In Qatar, a pioneering technology hub has been built that uses artificial intelligence (AI) to keep an eye on the crowd, predict crowd swells, and control stadium temperatures.
The “connected stadium” concept will be used for the first time at a World Cup
More than 100 technicians will be on duty round-the-clock at the Aspire Command and Control Center, closely monitoring images that flash across their displays via 200,000 integrated units from 22,000 security cameras scattered throughout all eight World Cup stadiums.
The technical staff at the Qatar centre thinks they can forecast crowd trends thanks to data aggregation.
Because they are aware of the specific number of attendees expected based on ticket sales, arrival time, entry locations, or even the flow of people at any one time, they can predict a crowd rush.
If there are more than 100 people in a single area, the specialists can spot bottlenecks, keep an eye on how the entry gates are working, and ensure a smooth flow of people into and out of the stadium.
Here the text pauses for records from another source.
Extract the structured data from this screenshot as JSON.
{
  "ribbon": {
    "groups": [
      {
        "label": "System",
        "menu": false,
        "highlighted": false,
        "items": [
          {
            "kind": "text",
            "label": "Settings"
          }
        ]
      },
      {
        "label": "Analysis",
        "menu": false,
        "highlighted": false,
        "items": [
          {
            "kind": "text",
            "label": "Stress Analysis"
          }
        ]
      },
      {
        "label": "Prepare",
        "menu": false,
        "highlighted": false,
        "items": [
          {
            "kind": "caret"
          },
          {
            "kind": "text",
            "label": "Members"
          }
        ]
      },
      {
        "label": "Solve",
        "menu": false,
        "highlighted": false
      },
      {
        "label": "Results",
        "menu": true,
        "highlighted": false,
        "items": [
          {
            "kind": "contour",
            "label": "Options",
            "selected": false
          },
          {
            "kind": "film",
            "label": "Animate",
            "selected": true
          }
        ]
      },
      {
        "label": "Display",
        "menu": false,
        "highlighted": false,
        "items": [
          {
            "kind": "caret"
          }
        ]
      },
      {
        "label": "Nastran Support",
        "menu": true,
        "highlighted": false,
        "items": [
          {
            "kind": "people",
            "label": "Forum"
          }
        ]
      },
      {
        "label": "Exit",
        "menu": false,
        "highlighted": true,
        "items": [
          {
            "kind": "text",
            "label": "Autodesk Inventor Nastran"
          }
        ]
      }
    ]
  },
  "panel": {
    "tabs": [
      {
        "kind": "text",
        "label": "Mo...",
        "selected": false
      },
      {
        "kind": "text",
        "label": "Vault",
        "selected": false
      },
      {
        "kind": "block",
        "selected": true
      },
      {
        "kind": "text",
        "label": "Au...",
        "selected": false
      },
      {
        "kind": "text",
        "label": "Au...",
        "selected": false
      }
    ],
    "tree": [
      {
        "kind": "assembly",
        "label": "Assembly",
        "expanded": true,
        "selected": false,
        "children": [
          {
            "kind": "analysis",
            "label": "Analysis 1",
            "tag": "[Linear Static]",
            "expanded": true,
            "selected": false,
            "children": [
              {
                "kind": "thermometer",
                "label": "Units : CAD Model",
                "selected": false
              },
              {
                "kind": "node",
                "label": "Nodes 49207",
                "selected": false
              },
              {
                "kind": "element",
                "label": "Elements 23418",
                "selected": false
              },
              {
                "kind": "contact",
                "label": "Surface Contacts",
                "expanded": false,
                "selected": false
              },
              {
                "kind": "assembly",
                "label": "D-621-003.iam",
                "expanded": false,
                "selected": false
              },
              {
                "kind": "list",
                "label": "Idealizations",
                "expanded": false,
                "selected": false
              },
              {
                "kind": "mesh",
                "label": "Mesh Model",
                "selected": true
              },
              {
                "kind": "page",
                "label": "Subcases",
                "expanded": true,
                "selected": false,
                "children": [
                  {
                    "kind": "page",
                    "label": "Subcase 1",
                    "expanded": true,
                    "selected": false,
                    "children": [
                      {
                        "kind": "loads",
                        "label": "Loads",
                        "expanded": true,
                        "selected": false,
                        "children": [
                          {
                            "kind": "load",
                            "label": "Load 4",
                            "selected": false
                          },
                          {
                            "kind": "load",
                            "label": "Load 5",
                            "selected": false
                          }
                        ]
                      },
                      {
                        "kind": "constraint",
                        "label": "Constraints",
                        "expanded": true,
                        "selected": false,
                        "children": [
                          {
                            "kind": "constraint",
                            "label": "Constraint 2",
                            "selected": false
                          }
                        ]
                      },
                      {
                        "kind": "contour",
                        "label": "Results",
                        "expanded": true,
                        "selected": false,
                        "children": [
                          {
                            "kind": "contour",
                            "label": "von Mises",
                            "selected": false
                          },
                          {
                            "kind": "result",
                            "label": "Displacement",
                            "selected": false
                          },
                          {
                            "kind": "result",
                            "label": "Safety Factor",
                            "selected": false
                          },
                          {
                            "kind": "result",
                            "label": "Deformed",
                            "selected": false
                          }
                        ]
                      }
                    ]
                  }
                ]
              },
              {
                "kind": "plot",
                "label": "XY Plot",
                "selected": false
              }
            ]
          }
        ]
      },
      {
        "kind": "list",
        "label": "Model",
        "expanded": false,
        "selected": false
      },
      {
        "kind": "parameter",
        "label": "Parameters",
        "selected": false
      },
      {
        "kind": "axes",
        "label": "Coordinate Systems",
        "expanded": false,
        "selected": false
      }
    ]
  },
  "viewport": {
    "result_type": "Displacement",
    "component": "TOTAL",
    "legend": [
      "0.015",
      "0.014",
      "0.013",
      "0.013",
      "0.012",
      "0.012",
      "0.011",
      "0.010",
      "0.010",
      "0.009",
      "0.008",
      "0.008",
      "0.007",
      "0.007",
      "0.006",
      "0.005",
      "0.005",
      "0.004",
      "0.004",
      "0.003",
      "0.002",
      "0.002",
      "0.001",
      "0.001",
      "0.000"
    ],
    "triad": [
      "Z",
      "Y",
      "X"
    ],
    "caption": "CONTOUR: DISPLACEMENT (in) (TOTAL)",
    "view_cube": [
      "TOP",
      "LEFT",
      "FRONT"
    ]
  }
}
The audiences viewing the World Cup 2022 matches in Doha will be shown on hundreds of screens, with over 1.2 million World Cup attendees expected.
Experts in cybersecurity, counterterrorism, and transportation will be stationed at the centre together with representatives from FIFA and Qatar.